Whether the death was planned or unexpected does not make this process any easier. For most of our clients, it’s not about them dying…it’s about their family living. It has been said that the beginning of wisdom is calling things by their right names. DEATH—this is what it is. Your loved one didn’t pass, they died. We as a society do not like to talk about death so we create clever phrases to avoid calling it what it is—DEATH. We often don’t understand why things like this happen. We rarely ever know “why”, and honestly it wouldn’t make a difference if we did. The reality remains. It did happen. So what now? Death is not fair, it is not logical, and it is always too soon when it’s someone you love. People think they need to apologize for their tears. They always say “I’m sorry” when they start to cry. They think they are “strong” if they don’t cry. They’re wrong. You are so strong and so courageous when you are willing to face and work through those tough, painful emotions. It is not the strong people who don’t cry; it’s the strong ones who do. Besides, it’s a path to healing and we want to support you on that path. So this office is a safe and confidential place. Anything you’re going through is OK here. In this office, you can cry anytime…no apologies necessary. Healing doesn’t mean you “get over it,” you “put it behind you,” or you forget. You do have to let go of what can no longer be, but you carry the love, the life, the lessons, and the memories with you forever. You honor the person by living as fully as possible now, enriched by those memories. Expect that grief is more volatile than the stock market. It will be up, down, back, forward, and all over the place. You may feel like you’re taking three steps forward and two steps back. That’s normal. You are healing and you will heal, but it won’t be a smooth and predictable path. Trust your own instincts and do what you are ready to do, no matter what other people say. Everyone grieves in their own way and on their own timetable. No one is truly dead from this earth until there is not a person left alive who speaks their name or tells their story. Our purpose together is to help you achieve your goals, and your biggest goal right now is to get through this, to find a way to put the pieces back together and regain joy in life. We want to support that goal for you, so we will be here for the long haul, doing everything we can to make this difficult experience a little bit easier for you. You still have a future, it will just be a very different future than the one you had planned. Yet it can still hold great satisfaction, peace, and true joy. Regards, The Wealth Transition Collective
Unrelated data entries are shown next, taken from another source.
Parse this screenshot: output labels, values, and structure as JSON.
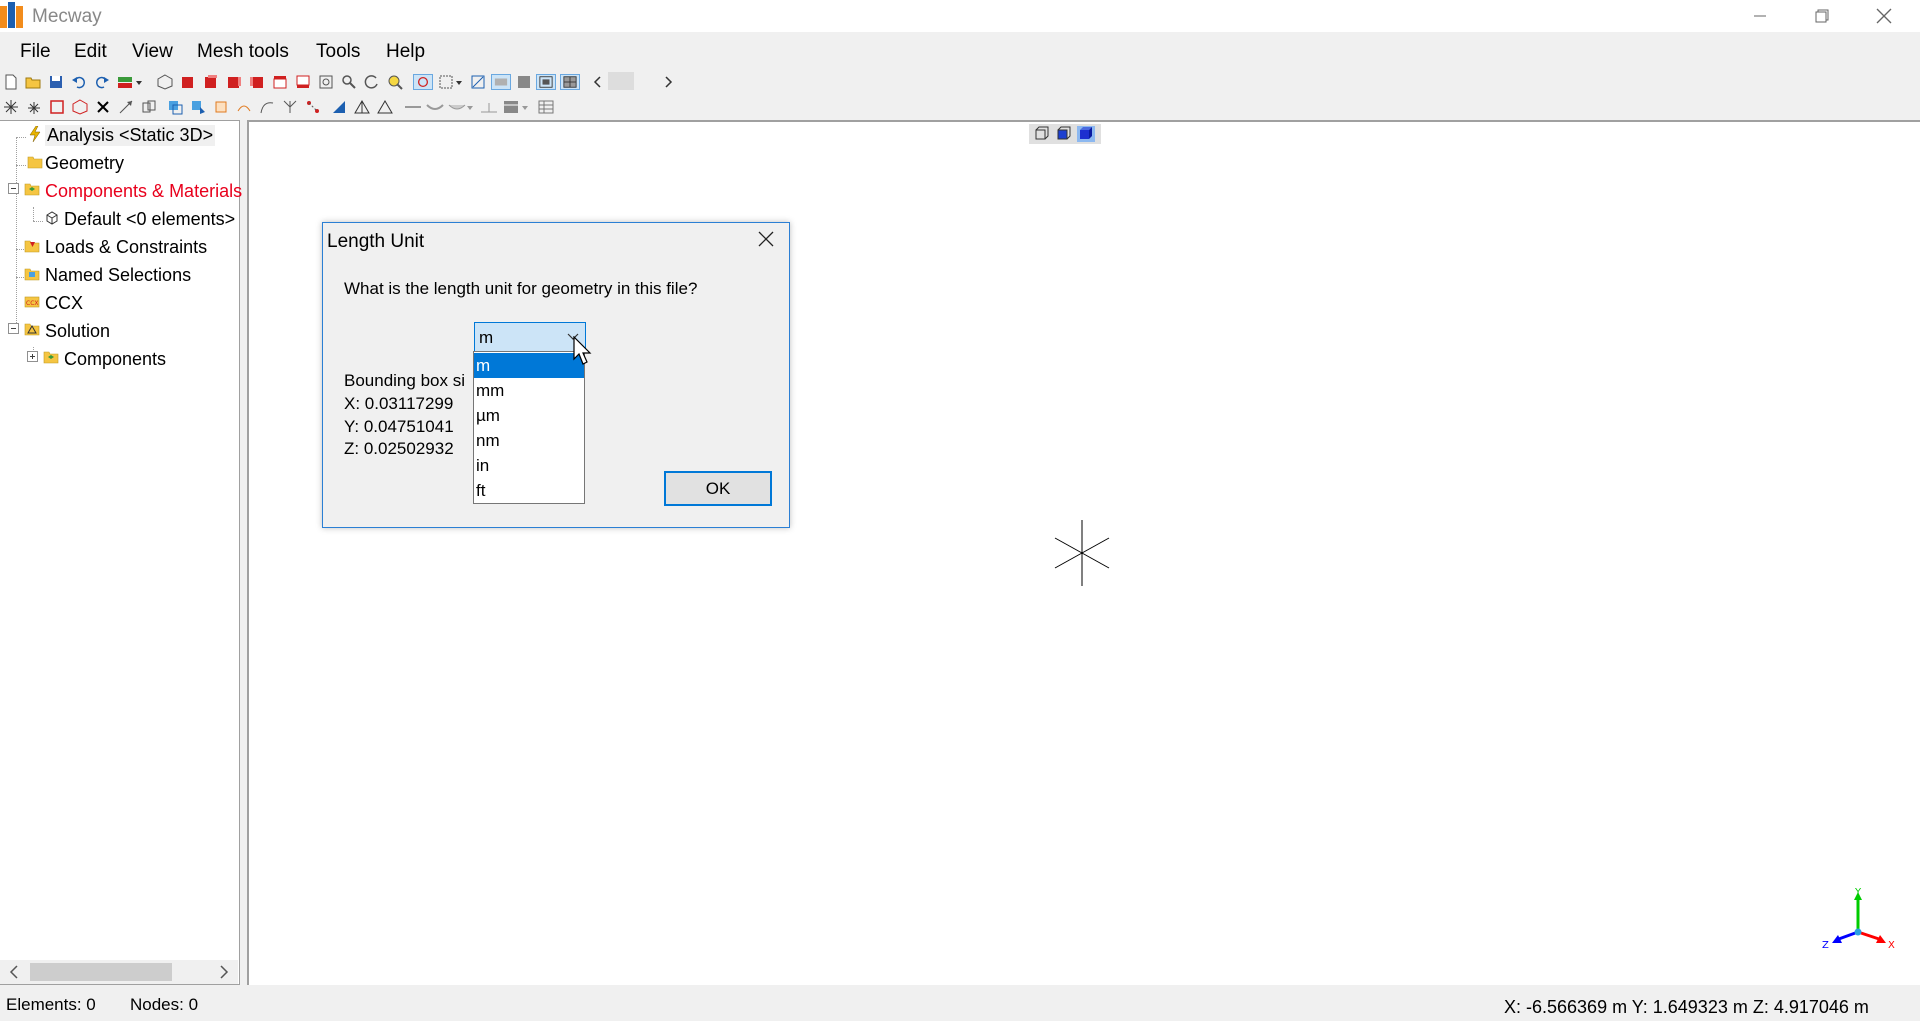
{
  "window": {
    "title": "Mecway"
  },
  "menu": {
    "file": "File",
    "edit": "Edit",
    "view": "View",
    "mesh_tools": "Mesh tools",
    "tools": "Tools",
    "help": "Help"
  },
  "tree": {
    "analysis": "Analysis <Static 3D>",
    "geometry": "Geometry",
    "components_materials": "Components & Materials",
    "default_component": "Default <0 elements>",
    "loads_constraints": "Loads & Constraints",
    "named_selections": "Named Selections",
    "ccx": "CCX",
    "solution": "Solution",
    "solution_components": "Components",
    "error_color": "#e8001c"
  },
  "dialog": {
    "title": "Length Unit",
    "question": "What is the length unit for geometry in this file?",
    "selected_unit": "m",
    "bbox_label": "Bounding box si",
    "bbox_x": "X: 0.03117299",
    "bbox_y": "Y: 0.04751041",
    "bbox_z": "Z: 0.02502932",
    "ok_label": "OK",
    "unit_options": [
      "m",
      "mm",
      "µm",
      "nm",
      "in",
      "ft"
    ],
    "selected_index": 0
  },
  "status": {
    "elements": "Elements:  0",
    "nodes": "Nodes: 0",
    "coords": "X: -6.566369 m Y: 1.649323 m Z: 4.917046 m"
  },
  "triad": {
    "x_label": "X",
    "y_label": "Y",
    "z_label": "Z",
    "x_color": "#ff0000",
    "y_color": "#00cc00",
    "z_color": "#0000ff"
  },
  "colors": {
    "accent": "#0078d7",
    "selection": "#0078d7",
    "combo_bg": "#cce4f7"
  }
}
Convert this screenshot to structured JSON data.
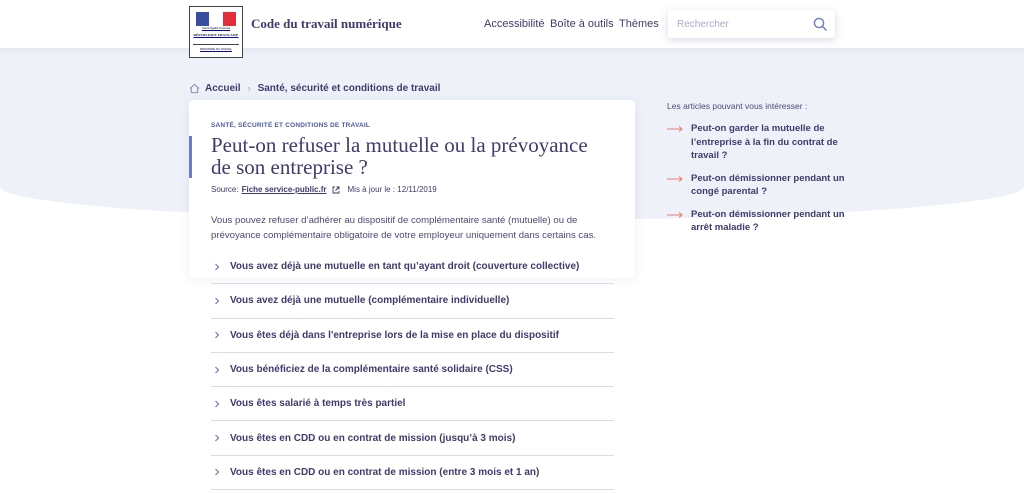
{
  "header": {
    "logo_text": "RÉPUBLIQUE FRANÇAISE",
    "logo_motto": "Liberté Égalité Fraternité",
    "logo_ministry": "MINISTÈRE DU TRAVAIL",
    "site_title": "Code du travail numérique",
    "nav": [
      {
        "label": "Accessibilité"
      },
      {
        "label": "Boîte à outils"
      },
      {
        "label": "Thèmes"
      }
    ],
    "search_placeholder": "Rechercher"
  },
  "breadcrumb": {
    "home": "Accueil",
    "current": "Santé, sécurité et conditions de travail"
  },
  "article": {
    "category": "SANTÉ, SÉCURITÉ ET CONDITIONS DE TRAVAIL",
    "title": "Peut-on refuser la mutuelle ou la prévoyance de son entreprise ?",
    "source_label": "Source:",
    "source_link": "Fiche service-public.fr",
    "updated": "Mis à jour le : 12/11/2019",
    "intro": "Vous pouvez refuser d’adhérer au dispositif de complémentaire santé (mutuelle) ou de prévoyance complémentaire obligatoire de votre employeur uniquement dans certains cas.",
    "sections": [
      {
        "label": "Vous avez déjà une mutuelle en tant qu’ayant droit (couverture collective)"
      },
      {
        "label": "Vous avez déjà une mutuelle (complémentaire individuelle)"
      },
      {
        "label": "Vous êtes déjà dans l'entreprise lors de la mise en place du dispositif"
      },
      {
        "label": "Vous bénéficiez de la complémentaire santé solidaire (CSS)"
      },
      {
        "label": "Vous êtes salarié à temps très partiel"
      },
      {
        "label": "Vous êtes en CDD ou en contrat de mission (jusqu’à 3 mois)"
      },
      {
        "label": "Vous êtes en CDD ou en contrat de mission (entre 3 mois et 1 an)"
      }
    ]
  },
  "related": {
    "title": "Les articles pouvant vous intéresser :",
    "items": [
      {
        "label": "Peut-on garder la mutuelle de l’entreprise à la fin du contrat de travail ?"
      },
      {
        "label": "Peut-on démissionner pendant un congé parental ?"
      },
      {
        "label": "Peut-on démissionner pendant un arrêt maladie ?"
      }
    ]
  },
  "colors": {
    "primary_text": "#3e3b6e",
    "accent_blue": "#4b5aa3",
    "accent_red": "#e87a6f",
    "background_band": "#eef1f8"
  }
}
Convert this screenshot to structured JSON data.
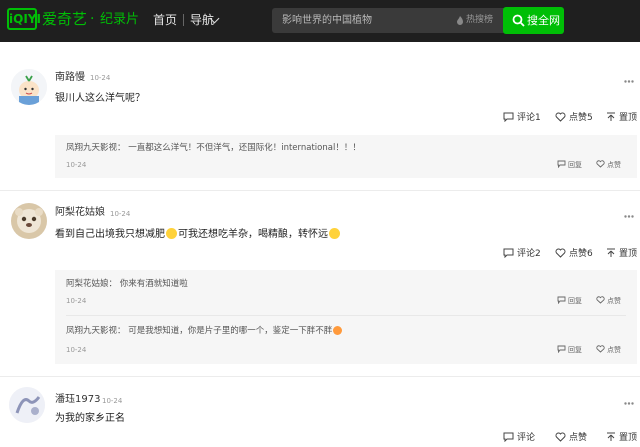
{
  "header": {
    "logo_mark": "iQIYI",
    "logo_text": "爱奇艺",
    "logo_dot": "·",
    "channel": "纪录片",
    "nav_home": "首页",
    "nav_menu": "导航",
    "search_placeholder": "影响世界的中国植物",
    "hot_label": "热搜榜",
    "search_button": "搜全网",
    "accent_color": "#00be06"
  },
  "comments": [
    {
      "user": "南路慢",
      "time": "10-24",
      "text": "银川人这么洋气呢？",
      "comment_label": "评论1",
      "like_label": "点赞5",
      "top_label": "置顶",
      "replies": [
        {
          "user": "凤翔九天影视",
          "text": "一直都这么洋气！不但洋气，还国际化！international！！！",
          "time": "10-24",
          "reply_label": "回复",
          "like_label": "点赞"
        }
      ]
    },
    {
      "user": "阿梨花姑娘",
      "time": "10-24",
      "text_before": "看到自己出境我只想减肥",
      "text_middle": "可我还想吃羊杂，喝精酿，转怀远",
      "comment_label": "评论2",
      "like_label": "点赞6",
      "top_label": "置顶",
      "replies": [
        {
          "user": "阿梨花姑娘",
          "text": "你来有酒就知道啦",
          "time": "10-24",
          "reply_label": "回复",
          "like_label": "点赞"
        },
        {
          "user": "凤翔九天影视",
          "text": "可是我想知道，你是片子里的哪一个，鉴定一下胖不胖",
          "time": "10-24",
          "reply_label": "回复",
          "like_label": "点赞"
        }
      ]
    },
    {
      "user": "潘珏1973",
      "time": "10-24",
      "text": "为我的家乡正名",
      "comment_label": "评论",
      "like_label": "点赞",
      "top_label": "置顶"
    }
  ],
  "icons": [
    "search-icon",
    "chevron-down-icon",
    "comment-icon",
    "heart-icon",
    "top-icon",
    "more-icon",
    "reply-icon"
  ]
}
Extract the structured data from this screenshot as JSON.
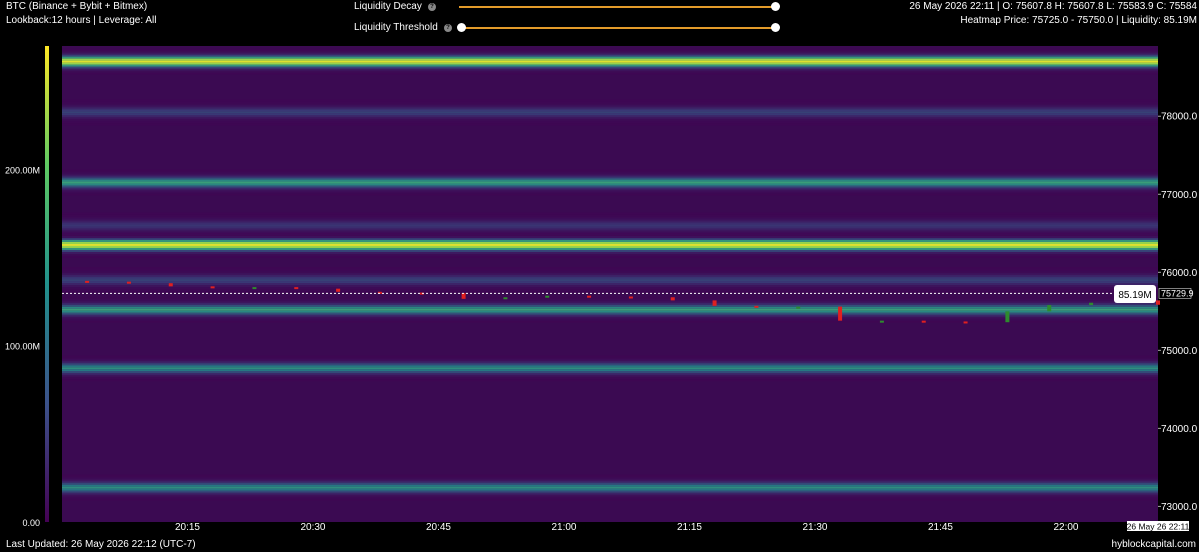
{
  "header": {
    "symbol_line": "BTC (Binance + Bybit + Bitmex)",
    "settings_line": "Lookback:12 hours | Leverage: All",
    "ohlc_line": "26 May 2026 22:11 | O: 75607.8 H: 75607.8 L: 75583.9 C: 75584",
    "heatmap_line": "Heatmap Price: 75725.0 - 75750.0 | Liquidity: 85.19M"
  },
  "controls": {
    "liquidity_decay_label": "Liquidity Decay",
    "liquidity_threshold_label": "Liquidity Threshold",
    "liquidity_decay_value": 1.0,
    "liquidity_threshold_range": [
      0.0,
      1.0
    ],
    "slider_color": "#e39b2a"
  },
  "footer": {
    "last_updated": "Last Updated: 26 May 2026 22:12 (UTC-7)",
    "brand": "hyblockcapital.com"
  },
  "chart_data": {
    "type": "heatmap",
    "title": "",
    "x_ticks": [
      "20:15",
      "20:30",
      "20:45",
      "21:00",
      "21:15",
      "21:30",
      "21:45",
      "22:00"
    ],
    "x_end_label": "26 May 26 22:11",
    "y_ticks": [
      "78000.0",
      "77000.0",
      "76000.0",
      "75000.0",
      "74000.0",
      "73000.0"
    ],
    "ylim": [
      72800,
      78900
    ],
    "current_price_label": "75729.9",
    "current_liquidity_label": "85.19M",
    "colorbar_ticks": [
      "200.00M",
      "100.00M",
      "0.00"
    ],
    "colorbar_range": [
      0,
      270
    ],
    "colormap": [
      "#440154",
      "#3b528b",
      "#21918c",
      "#5ec962",
      "#fde725"
    ],
    "liquidity_bands": [
      {
        "price": 78700,
        "level": 0.95
      },
      {
        "price": 77150,
        "level": 0.6
      },
      {
        "price": 76350,
        "level": 0.95
      },
      {
        "price": 75520,
        "level": 0.6
      },
      {
        "price": 74770,
        "level": 0.55
      },
      {
        "price": 73240,
        "level": 0.55
      },
      {
        "price": 75900,
        "level": 0.3
      },
      {
        "price": 76600,
        "level": 0.25
      },
      {
        "price": 78050,
        "level": 0.3
      }
    ],
    "candles": {
      "x": [
        "20:03",
        "20:08",
        "20:13",
        "20:18",
        "20:23",
        "20:28",
        "20:33",
        "20:38",
        "20:43",
        "20:48",
        "20:53",
        "20:58",
        "21:03",
        "21:08",
        "21:13",
        "21:18",
        "21:23",
        "21:28",
        "21:33",
        "21:38",
        "21:43",
        "21:48",
        "21:53",
        "21:58",
        "22:03",
        "22:08",
        "22:11"
      ],
      "close": [
        75880,
        75860,
        75820,
        75800,
        75810,
        75790,
        75750,
        75740,
        75735,
        75660,
        75680,
        75700,
        75690,
        75680,
        75640,
        75570,
        75545,
        75560,
        75380,
        75380,
        75370,
        75360,
        75500,
        75580,
        75610,
        75640,
        75584
      ],
      "up_color": "#2e8b2e",
      "down_color": "#e02020"
    }
  }
}
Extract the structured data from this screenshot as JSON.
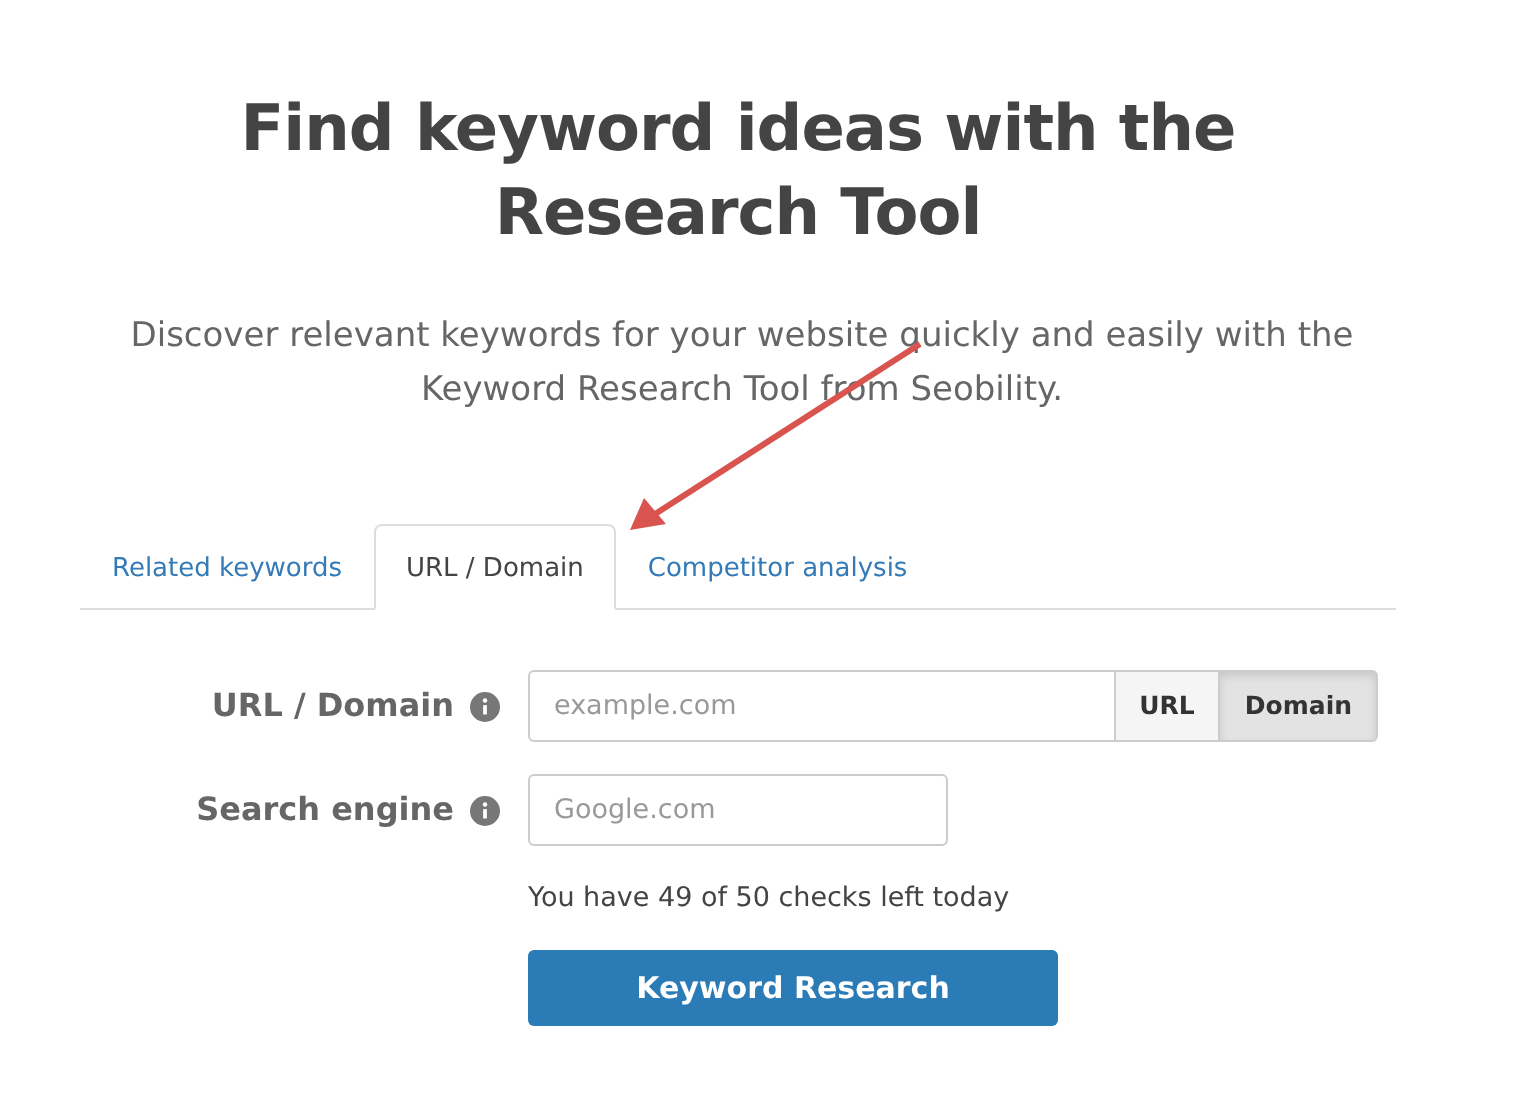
{
  "title": "Find keyword ideas with the Research Tool",
  "subtitle": "Discover relevant keywords for your website quickly and easily with the Keyword Research Tool from Seobility.",
  "tabs": [
    {
      "label": "Related keywords",
      "selected": false
    },
    {
      "label": "URL / Domain",
      "selected": true
    },
    {
      "label": "Competitor analysis",
      "selected": false
    }
  ],
  "url_field": {
    "label": "URL / Domain",
    "placeholder": "example.com",
    "modes": [
      {
        "label": "URL",
        "selected": false
      },
      {
        "label": "Domain",
        "selected": true
      }
    ]
  },
  "engine_field": {
    "label": "Search engine",
    "placeholder": "Google.com"
  },
  "checks_note": "You have 49 of 50 checks left today",
  "submit": "Keyword Research",
  "annotation": {
    "kind": "arrow",
    "color": "#d9534f"
  }
}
Commonwealth Financial Network® and The Wealth Transition Collective’ do not provide legal or tax advice. You should consult a legal or tax professional regarding your individual situation.